_Task requirements:_ Set down the records again, keeping each line exactly as it is.

Interface dataset entries

---------------

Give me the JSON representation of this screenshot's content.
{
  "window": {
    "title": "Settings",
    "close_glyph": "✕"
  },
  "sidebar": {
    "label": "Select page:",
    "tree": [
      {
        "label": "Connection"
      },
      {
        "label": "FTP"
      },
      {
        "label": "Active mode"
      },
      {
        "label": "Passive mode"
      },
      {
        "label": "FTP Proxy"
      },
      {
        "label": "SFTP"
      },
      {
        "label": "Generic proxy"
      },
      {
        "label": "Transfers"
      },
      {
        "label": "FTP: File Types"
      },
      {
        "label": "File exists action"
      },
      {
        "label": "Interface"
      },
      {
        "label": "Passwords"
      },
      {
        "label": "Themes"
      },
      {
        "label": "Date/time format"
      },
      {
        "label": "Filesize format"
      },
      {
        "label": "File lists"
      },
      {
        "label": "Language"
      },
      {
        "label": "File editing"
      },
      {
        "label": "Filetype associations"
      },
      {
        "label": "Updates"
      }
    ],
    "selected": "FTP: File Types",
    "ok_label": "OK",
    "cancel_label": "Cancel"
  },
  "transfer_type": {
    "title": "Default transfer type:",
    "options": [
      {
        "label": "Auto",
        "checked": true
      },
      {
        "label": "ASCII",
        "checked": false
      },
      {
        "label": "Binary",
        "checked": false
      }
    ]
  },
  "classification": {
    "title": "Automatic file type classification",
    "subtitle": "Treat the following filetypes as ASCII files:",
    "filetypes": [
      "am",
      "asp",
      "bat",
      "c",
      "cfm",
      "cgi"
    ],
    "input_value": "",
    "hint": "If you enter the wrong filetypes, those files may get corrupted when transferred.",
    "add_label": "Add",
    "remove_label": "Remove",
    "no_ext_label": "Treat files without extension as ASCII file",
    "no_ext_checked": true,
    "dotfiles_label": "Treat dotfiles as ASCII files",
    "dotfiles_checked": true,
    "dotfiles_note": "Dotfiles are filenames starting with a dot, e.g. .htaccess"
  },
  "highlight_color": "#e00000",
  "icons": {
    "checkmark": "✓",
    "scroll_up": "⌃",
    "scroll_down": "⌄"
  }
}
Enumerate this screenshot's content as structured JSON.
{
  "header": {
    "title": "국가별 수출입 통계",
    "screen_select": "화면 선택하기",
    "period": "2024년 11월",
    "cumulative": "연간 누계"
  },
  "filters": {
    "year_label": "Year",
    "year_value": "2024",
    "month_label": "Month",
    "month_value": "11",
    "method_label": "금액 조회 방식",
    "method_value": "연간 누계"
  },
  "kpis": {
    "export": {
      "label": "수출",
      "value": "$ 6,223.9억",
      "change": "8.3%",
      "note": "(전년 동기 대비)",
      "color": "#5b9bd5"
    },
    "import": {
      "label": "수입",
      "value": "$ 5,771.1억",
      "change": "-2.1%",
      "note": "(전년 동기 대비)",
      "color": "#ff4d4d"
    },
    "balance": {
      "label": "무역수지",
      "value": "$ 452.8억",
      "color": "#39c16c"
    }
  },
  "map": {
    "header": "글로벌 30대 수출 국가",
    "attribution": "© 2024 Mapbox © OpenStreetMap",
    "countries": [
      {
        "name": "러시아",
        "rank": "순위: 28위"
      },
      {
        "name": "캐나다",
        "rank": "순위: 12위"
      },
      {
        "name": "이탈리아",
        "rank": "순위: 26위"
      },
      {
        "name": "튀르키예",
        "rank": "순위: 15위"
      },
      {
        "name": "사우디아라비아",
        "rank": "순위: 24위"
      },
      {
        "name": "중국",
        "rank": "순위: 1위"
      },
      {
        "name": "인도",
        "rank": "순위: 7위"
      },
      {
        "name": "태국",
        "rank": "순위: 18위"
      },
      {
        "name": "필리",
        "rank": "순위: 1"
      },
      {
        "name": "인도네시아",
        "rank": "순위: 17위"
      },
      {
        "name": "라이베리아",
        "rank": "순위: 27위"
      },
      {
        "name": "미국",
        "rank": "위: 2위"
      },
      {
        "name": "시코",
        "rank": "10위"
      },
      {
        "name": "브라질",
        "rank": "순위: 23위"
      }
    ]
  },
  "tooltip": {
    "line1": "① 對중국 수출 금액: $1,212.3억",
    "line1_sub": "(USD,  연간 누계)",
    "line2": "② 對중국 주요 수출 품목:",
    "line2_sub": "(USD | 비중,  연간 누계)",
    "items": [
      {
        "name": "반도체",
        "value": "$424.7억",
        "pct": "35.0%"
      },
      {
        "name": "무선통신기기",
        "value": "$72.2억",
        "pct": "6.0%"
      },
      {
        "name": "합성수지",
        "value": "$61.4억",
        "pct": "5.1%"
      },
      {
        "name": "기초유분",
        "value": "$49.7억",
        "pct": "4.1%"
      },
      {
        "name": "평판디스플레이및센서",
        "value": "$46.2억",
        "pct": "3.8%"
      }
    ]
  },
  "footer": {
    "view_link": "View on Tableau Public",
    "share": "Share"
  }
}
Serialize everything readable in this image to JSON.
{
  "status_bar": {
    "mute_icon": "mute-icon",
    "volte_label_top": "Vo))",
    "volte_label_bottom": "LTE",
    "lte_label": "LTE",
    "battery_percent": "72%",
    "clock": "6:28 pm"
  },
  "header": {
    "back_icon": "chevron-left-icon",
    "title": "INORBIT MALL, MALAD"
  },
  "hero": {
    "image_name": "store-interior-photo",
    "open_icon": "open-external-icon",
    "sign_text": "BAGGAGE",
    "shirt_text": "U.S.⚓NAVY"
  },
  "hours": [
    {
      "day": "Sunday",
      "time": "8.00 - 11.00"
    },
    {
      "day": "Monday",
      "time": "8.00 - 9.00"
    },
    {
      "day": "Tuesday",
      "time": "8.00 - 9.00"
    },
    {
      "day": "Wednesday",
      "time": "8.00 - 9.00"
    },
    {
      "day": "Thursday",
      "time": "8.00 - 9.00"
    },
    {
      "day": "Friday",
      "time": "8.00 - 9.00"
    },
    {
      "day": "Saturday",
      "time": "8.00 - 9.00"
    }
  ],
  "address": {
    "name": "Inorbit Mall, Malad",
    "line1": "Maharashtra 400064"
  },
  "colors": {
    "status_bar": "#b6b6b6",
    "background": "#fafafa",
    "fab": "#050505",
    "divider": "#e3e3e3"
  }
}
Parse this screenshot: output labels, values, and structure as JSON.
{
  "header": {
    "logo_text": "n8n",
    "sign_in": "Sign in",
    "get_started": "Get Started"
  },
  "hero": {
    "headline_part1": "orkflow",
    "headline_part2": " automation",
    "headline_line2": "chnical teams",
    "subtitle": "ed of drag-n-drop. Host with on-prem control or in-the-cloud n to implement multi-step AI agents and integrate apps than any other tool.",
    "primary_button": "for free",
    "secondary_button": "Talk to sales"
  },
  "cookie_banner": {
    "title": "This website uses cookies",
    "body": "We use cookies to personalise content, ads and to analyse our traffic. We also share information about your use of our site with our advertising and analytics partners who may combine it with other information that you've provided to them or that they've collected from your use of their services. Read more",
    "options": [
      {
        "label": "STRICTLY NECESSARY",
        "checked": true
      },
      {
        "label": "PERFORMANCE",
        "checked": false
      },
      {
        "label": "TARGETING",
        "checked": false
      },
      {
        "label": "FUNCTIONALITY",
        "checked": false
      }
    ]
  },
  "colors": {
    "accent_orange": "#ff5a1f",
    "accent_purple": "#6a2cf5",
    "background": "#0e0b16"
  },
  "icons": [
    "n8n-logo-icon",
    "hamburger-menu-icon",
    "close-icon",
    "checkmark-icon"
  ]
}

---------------

_Answer space:_
Give me the JSON representation of this screenshot's content.
{
  "window": {
    "title": "Settings",
    "close_glyph": "✕"
  },
  "sidebar": {
    "label": "Select page:",
    "tree": [
      {
        "label": "Connection"
      },
      {
        "label": "FTP"
      },
      {
        "label": "Active mode"
      },
      {
        "label": "Passive mode"
      },
      {
        "label": "FTP Proxy"
      },
      {
        "label": "SFTP"
      },
      {
        "label": "Generic proxy"
      },
      {
        "label": "Transfers"
      },
      {
        "label": "FTP: File Types"
      },
      {
        "label": "File exists action"
      },
      {
        "label": "Interface"
      },
      {
        "label": "Passwords"
      },
      {
        "label": "Themes"
      },
      {
        "label": "Date/time format"
      },
      {
        "label": "Filesize format"
      },
      {
        "label": "File lists"
      },
      {
        "label": "Language"
      },
      {
        "label": "File editing"
      },
      {
        "label": "Filetype associations"
      },
      {
        "label": "Updates"
      }
    ],
    "selected": "FTP: File Types",
    "ok_label": "OK",
    "cancel_label": "Cancel"
  },
  "transfer_type": {
    "title": "Default transfer type:",
    "options": [
      {
        "label": "Auto",
        "checked": true
      },
      {
        "label": "ASCII",
        "checked": false
      },
      {
        "label": "Binary",
        "checked": false
      }
    ]
  },
  "classification": {
    "title": "Automatic file type classification",
    "subtitle": "Treat the following filetypes as ASCII files:",
    "filetypes": [
      "am",
      "asp",
      "bat",
      "c",
      "cfm",
      "cgi"
    ],
    "input_value": "",
    "hint": "If you enter the wrong filetypes, those files may get corrupted when transferred.",
    "add_label": "Add",
    "remove_label": "Remove",
    "no_ext_label": "Treat files without extension as ASCII file",
    "no_ext_checked": true,
    "dotfiles_label": "Treat dotfiles as ASCII files",
    "dotfiles_checked": true,
    "dotfiles_note": "Dotfiles are filenames starting with a dot, e.g. .htaccess"
  },
  "highlight_color": "#e00000",
  "icons": {
    "checkmark": "✓",
    "scroll_up": "⌃",
    "scroll_down": "⌄"
  }
}
Enumerate this screenshot's content as structured JSON.
{
  "header": {
    "title": "국가별 수출입 통계",
    "screen_select": "화면 선택하기",
    "period": "2024년 11월",
    "cumulative": "연간 누계"
  },
  "filters": {
    "year_label": "Year",
    "year_value": "2024",
    "month_label": "Month",
    "month_value": "11",
    "method_label": "금액 조회 방식",
    "method_value": "연간 누계"
  },
  "kpis": {
    "export": {
      "label": "수출",
      "value": "$ 6,223.9억",
      "change": "8.3%",
      "note": "(전년 동기 대비)",
      "color": "#5b9bd5"
    },
    "import": {
      "label": "수입",
      "value": "$ 5,771.1억",
      "change": "-2.1%",
      "note": "(전년 동기 대비)",
      "color": "#ff4d4d"
    },
    "balance": {
      "label": "무역수지",
      "value": "$ 452.8억",
      "color": "#39c16c"
    }
  },
  "map": {
    "header": "글로벌 30대 수출 국가",
    "attribution": "© 2024 Mapbox © OpenStreetMap",
    "countries": [
      {
        "name": "러시아",
        "rank": "순위: 28위"
      },
      {
        "name": "캐나다",
        "rank": "순위: 12위"
      },
      {
        "name": "이탈리아",
        "rank": "순위: 26위"
      },
      {
        "name": "튀르키예",
        "rank": "순위: 15위"
      },
      {
        "name": "사우디아라비아",
        "rank": "순위: 24위"
      },
      {
        "name": "중국",
        "rank": "순위: 1위"
      },
      {
        "name": "인도",
        "rank": "순위: 7위"
      },
      {
        "name": "태국",
        "rank": "순위: 18위"
      },
      {
        "name": "필리",
        "rank": "순위: 1"
      },
      {
        "name": "인도네시아",
        "rank": "순위: 17위"
      },
      {
        "name": "라이베리아",
        "rank": "순위: 27위"
      },
      {
        "name": "미국",
        "rank": "위: 2위"
      },
      {
        "name": "시코",
        "rank": "10위"
      },
      {
        "name": "브라질",
        "rank": "순위: 23위"
      }
    ]
  },
  "tooltip": {
    "line1": "① 對중국 수출 금액: $1,212.3억",
    "line1_sub": "(USD,  연간 누계)",
    "line2": "② 對중국 주요 수출 품목:",
    "line2_sub": "(USD | 비중,  연간 누계)",
    "items": [
      {
        "name": "반도체",
        "value": "$424.7억",
        "pct": "35.0%"
      },
      {
        "name": "무선통신기기",
        "value": "$72.2억",
        "pct": "6.0%"
      },
      {
        "name": "합성수지",
        "value": "$61.4억",
        "pct": "5.1%"
      },
      {
        "name": "기초유분",
        "value": "$49.7억",
        "pct": "4.1%"
      },
      {
        "name": "평판디스플레이및센서",
        "value": "$46.2억",
        "pct": "3.8%"
      }
    ]
  },
  "footer": {
    "view_link": "View on Tableau Public",
    "share": "Share"
  }
}
Serialize everything readable in this image to JSON.
{
  "status_bar": {
    "mute_icon": "mute-icon",
    "volte_label_top": "Vo))",
    "volte_label_bottom": "LTE",
    "lte_label": "LTE",
    "battery_percent": "72%",
    "clock": "6:28 pm"
  },
  "header": {
    "back_icon": "chevron-left-icon",
    "title": "INORBIT MALL, MALAD"
  },
  "hero": {
    "image_name": "store-interior-photo",
    "open_icon": "open-external-icon",
    "sign_text": "BAGGAGE",
    "shirt_text": "U.S.⚓NAVY"
  },
  "hours": [
    {
      "day": "Sunday",
      "time": "8.00 - 11.00"
    },
    {
      "day": "Monday",
      "time": "8.00 - 9.00"
    },
    {
      "day": "Tuesday",
      "time": "8.00 - 9.00"
    },
    {
      "day": "Wednesday",
      "time": "8.00 - 9.00"
    },
    {
      "day": "Thursday",
      "time": "8.00 - 9.00"
    },
    {
      "day": "Friday",
      "time": "8.00 - 9.00"
    },
    {
      "day": "Saturday",
      "time": "8.00 - 9.00"
    }
  ],
  "address": {
    "name": "Inorbit Mall, Malad",
    "line1": "Maharashtra 400064"
  },
  "colors": {
    "status_bar": "#b6b6b6",
    "background": "#fafafa",
    "fab": "#050505",
    "divider": "#e3e3e3"
  }
}
Parse this screenshot: output labels, values, and structure as JSON.
{
  "header": {
    "logo_text": "n8n",
    "sign_in": "Sign in",
    "get_started": "Get Started"
  },
  "hero": {
    "headline_part1": "orkflow",
    "headline_part2": " automation",
    "headline_line2": "chnical teams",
    "subtitle": "ed of drag-n-drop. Host with on-prem control or in-the-cloud n to implement multi-step AI agents and integrate apps than any other tool.",
    "primary_button": "for free",
    "secondary_button": "Talk to sales"
  },
  "cookie_banner": {
    "title": "This website uses cookies",
    "body": "We use cookies to personalise content, ads and to analyse our traffic. We also share information about your use of our site with our advertising and analytics partners who may combine it with other information that you've provided to them or that they've collected from your use of their services. Read more",
    "options": [
      {
        "label": "STRICTLY NECESSARY",
        "checked": true
      },
      {
        "label": "PERFORMANCE",
        "checked": false
      },
      {
        "label": "TARGETING",
        "checked": false
      },
      {
        "label": "FUNCTIONALITY",
        "checked": false
      }
    ]
  },
  "colors": {
    "accent_orange": "#ff5a1f",
    "accent_purple": "#6a2cf5",
    "background": "#0e0b16"
  },
  "icons": [
    "n8n-logo-icon",
    "hamburger-menu-icon",
    "close-icon",
    "checkmark-icon"
  ]
}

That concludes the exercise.